Exercise details: In the data below, which lines hold "PLUS"? Copy every one.

Data provided:
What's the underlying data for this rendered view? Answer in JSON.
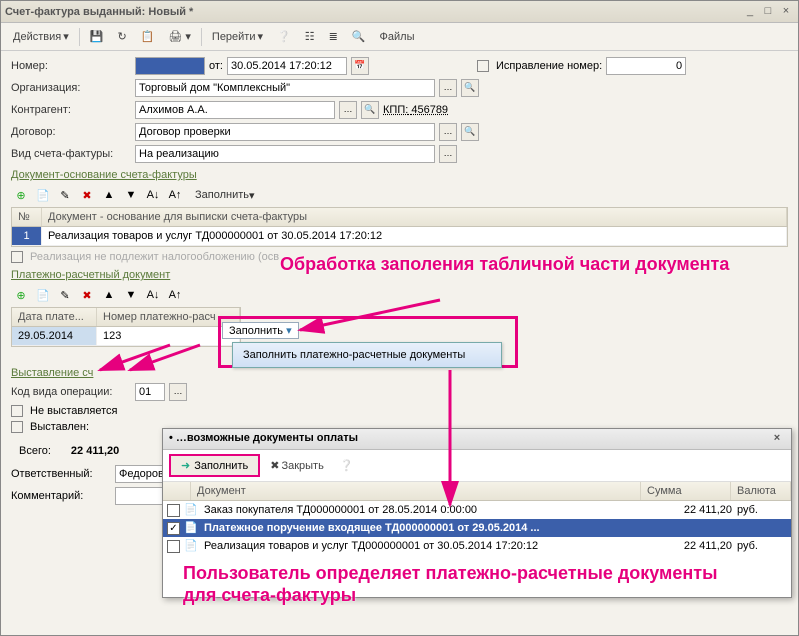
{
  "window": {
    "title": "Счет-фактура выданный: Новый *"
  },
  "toolbar": {
    "actions": "Действия",
    "go": "Перейти",
    "files": "Файлы"
  },
  "form": {
    "number_label": "Номер:",
    "from": "от:",
    "date": "30.05.2014 17:20:12",
    "correction_label": "Исправление номер:",
    "correction_value": "0",
    "org_label": "Организация:",
    "org": "Торговый дом \"Комплексный\"",
    "contr_label": "Контрагент:",
    "contr": "Алхимов А.А.",
    "kpp_label": "КПП:",
    "kpp": "456789",
    "contract_label": "Договор:",
    "contract": "Договор проверки",
    "type_label": "Вид счета-фактуры:",
    "type": "На реализацию"
  },
  "section1": {
    "title": "Документ-основание счета-фактуры",
    "fill": "Заполнить",
    "col_n": "№",
    "col_doc": "Документ - основание для выписки счета-фактуры",
    "row_n": "1",
    "row_doc": "Реализация товаров и услуг ТД000000001 от 30.05.2014 17:20:12",
    "exempt": "Реализация не подлежит налогообложению (осв"
  },
  "section2": {
    "title": "Платежно-расчетный документ",
    "fill": "Заполнить",
    "menu_item": "Заполнить платежно-расчетные документы",
    "col_date": "Дата плате...",
    "col_num": "Номер платежно-расч",
    "date": "29.05.2014",
    "num": "123"
  },
  "section3": {
    "title": "Выставление сч",
    "op_label": "Код вида операции:",
    "op": "01",
    "not_issued": "Не выставляется",
    "issued": "Выставлен:"
  },
  "totals": {
    "label": "Всего:",
    "value": "22 411,20"
  },
  "footer": {
    "resp_label": "Ответственный:",
    "resp": "Федоров Б",
    "comment_label": "Комментарий:"
  },
  "popup": {
    "title": "возможные документы оплаты",
    "fill": "Заполнить",
    "close": "Закрыть",
    "col_doc": "Документ",
    "col_sum": "Сумма",
    "col_cur": "Валюта",
    "rows": [
      {
        "doc": "Заказ покупателя ТД000000001 от 28.05.2014 0:00:00",
        "sum": "22 411,20",
        "cur": "руб."
      },
      {
        "doc": "Платежное поручение входящее ТД000000001 от 29.05.2014 ...",
        "sum": "",
        "cur": ""
      },
      {
        "doc": "Реализация товаров и услуг ТД000000001 от 30.05.2014 17:20:12",
        "sum": "22 411,20",
        "cur": "руб."
      }
    ]
  },
  "annotations": {
    "a1": "Обработка заполения табличной части документа",
    "a2": "Пользователь определяет платежно-расчетные документы для счета-фактуры"
  }
}
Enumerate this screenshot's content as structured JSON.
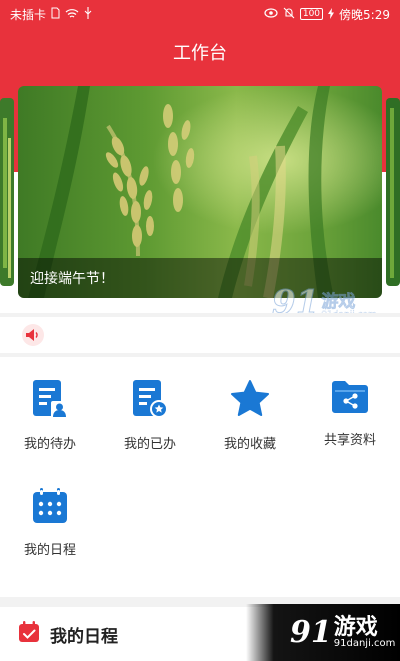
{
  "status_bar": {
    "carrier": "未插卡",
    "battery": "100",
    "time": "傍晚5:29",
    "icons": [
      "sim-icon",
      "wifi-icon",
      "usb-icon",
      "eye-icon",
      "mute-icon",
      "battery-icon",
      "charging-icon"
    ]
  },
  "header": {
    "title": "工作台"
  },
  "banner": {
    "caption": "迎接端午节！",
    "image": "rice-field-photo"
  },
  "watermark": {
    "number": "91",
    "name": "游戏",
    "url": "91danji.com"
  },
  "notice": {
    "icon": "speaker-icon"
  },
  "grid": {
    "items": [
      {
        "label": "我的待办",
        "icon": "todo-icon"
      },
      {
        "label": "我的已办",
        "icon": "done-icon"
      },
      {
        "label": "我的收藏",
        "icon": "star-icon"
      },
      {
        "label": "共享资料",
        "icon": "share-folder-icon"
      },
      {
        "label": "我的日程",
        "icon": "calendar-icon"
      }
    ]
  },
  "schedule": {
    "title": "我的日程",
    "icon": "calendar-check-icon"
  },
  "colors": {
    "brand_red": "#e8323c",
    "icon_blue": "#1a78d4"
  }
}
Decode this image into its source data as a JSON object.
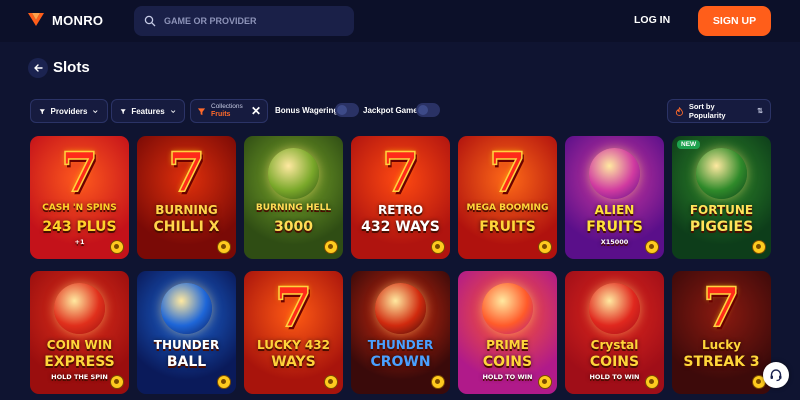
{
  "header": {
    "brand": "MONRO",
    "search_placeholder": "GAME OR PROVIDER",
    "login_label": "LOG IN",
    "signup_label": "SIGN UP"
  },
  "page": {
    "title": "Slots"
  },
  "filters": {
    "providers_label": "Providers",
    "features_label": "Features",
    "collections_label": "Collections",
    "collections_value": "Fruits",
    "bonus_wagering_label": "Bonus Wagering",
    "jackpot_games_label": "Jackpot Games",
    "sort_label": "Sort by Popularity"
  },
  "games": [
    {
      "title": "CASH 'N SPINS 243 PLUS",
      "line1": "CASH 'N SPINS",
      "line2": "243 PLUS",
      "extra": "+1",
      "has_seven": true,
      "bg": "#c4121a",
      "bg2": "#ff5a1e",
      "text_color": "#ffd22a",
      "new": false
    },
    {
      "title": "BURNING CHILLI X",
      "line1": "BURNING",
      "line2": "CHILLI X",
      "extra": "",
      "has_seven": true,
      "bg": "#7a0a06",
      "bg2": "#e0300c",
      "text_color": "#ffd54a",
      "new": false
    },
    {
      "title": "BURNING HELL 3000",
      "line1": "BURNING HELL",
      "line2": "3000",
      "extra": "",
      "has_seven": false,
      "bg": "#2f4d14",
      "bg2": "#7aa82a",
      "text_color": "#ffdd55",
      "new": false
    },
    {
      "title": "RETRO 432 WAYS",
      "line1": "RETRO",
      "line2": "432 WAYS",
      "extra": "",
      "has_seven": true,
      "bg": "#b0140f",
      "bg2": "#ff4a12",
      "text_color": "#ffffff",
      "new": false
    },
    {
      "title": "MEGA BOOMING FRUITS",
      "line1": "MEGA BOOMING",
      "line2": "FRUITS",
      "extra": "",
      "has_seven": true,
      "bg": "#b0120e",
      "bg2": "#ff6a18",
      "text_color": "#ffd63a",
      "new": false
    },
    {
      "title": "ALIEN FRUITS X15000",
      "line1": "ALIEN",
      "line2": "FRUITS",
      "extra": "X15000",
      "has_seven": false,
      "bg": "#5a0f8a",
      "bg2": "#d03aa0",
      "text_color": "#ffe23a",
      "new": false
    },
    {
      "title": "FORTUNE PIGGIES",
      "line1": "FORTUNE",
      "line2": "PIGGIES",
      "extra": "",
      "has_seven": false,
      "bg": "#0d3d1a",
      "bg2": "#2f8a2a",
      "text_color": "#ffe35a",
      "new": true
    },
    {
      "title": "COIN WIN EXPRESS HOLD THE SPIN",
      "line1": "COIN WIN",
      "line2": "EXPRESS",
      "extra": "HOLD THE SPIN",
      "has_seven": false,
      "bg": "#9a0e0e",
      "bg2": "#e0301c",
      "text_color": "#ffd63a",
      "new": false
    },
    {
      "title": "THUNDER BALL",
      "line1": "THUNDER",
      "line2": "BALL",
      "extra": "",
      "has_seven": false,
      "bg": "#0a1a5a",
      "bg2": "#1e66d8",
      "text_color": "#ffffff",
      "new": false
    },
    {
      "title": "LUCKY 432 WAYS",
      "line1": "LUCKY 432",
      "line2": "WAYS",
      "extra": "",
      "has_seven": true,
      "bg": "#a8140c",
      "bg2": "#ff5a14",
      "text_color": "#ffd23a",
      "new": false
    },
    {
      "title": "THUNDER CROWN",
      "line1": "THUNDER",
      "line2": "CROWN",
      "extra": "",
      "has_seven": false,
      "bg": "#3a0a0a",
      "bg2": "#d02a0e",
      "text_color": "#4aa0ff",
      "new": false
    },
    {
      "title": "PRIME COINS HOLD TO WIN",
      "line1": "PRIME",
      "line2": "COINS",
      "extra": "HOLD TO WIN",
      "has_seven": false,
      "bg": "#b01a8a",
      "bg2": "#ff5a2a",
      "text_color": "#ffd63a",
      "new": false
    },
    {
      "title": "CRYSTAL COINS HOLD TO WIN",
      "line1": "Crystal",
      "line2": "COINS",
      "extra": "HOLD TO WIN",
      "has_seven": false,
      "bg": "#a00e18",
      "bg2": "#e0281e",
      "text_color": "#ffd63a",
      "new": false
    },
    {
      "title": "LUCKY STREAK 3",
      "line1": "Lucky",
      "line2": "STREAK 3",
      "extra": "",
      "has_seven": true,
      "bg": "#3d0a0a",
      "bg2": "#8a1a10",
      "text_color": "#ffd63a",
      "new": false
    }
  ],
  "badges": {
    "new_label": "NEW"
  },
  "colors": {
    "background": "#0f1431",
    "accent": "#ff5e1a",
    "panel": "#161b3f"
  }
}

Task response:
      "title": "CASH 'N SPINS 243 PLUS",
      "line2": "243 PLUS",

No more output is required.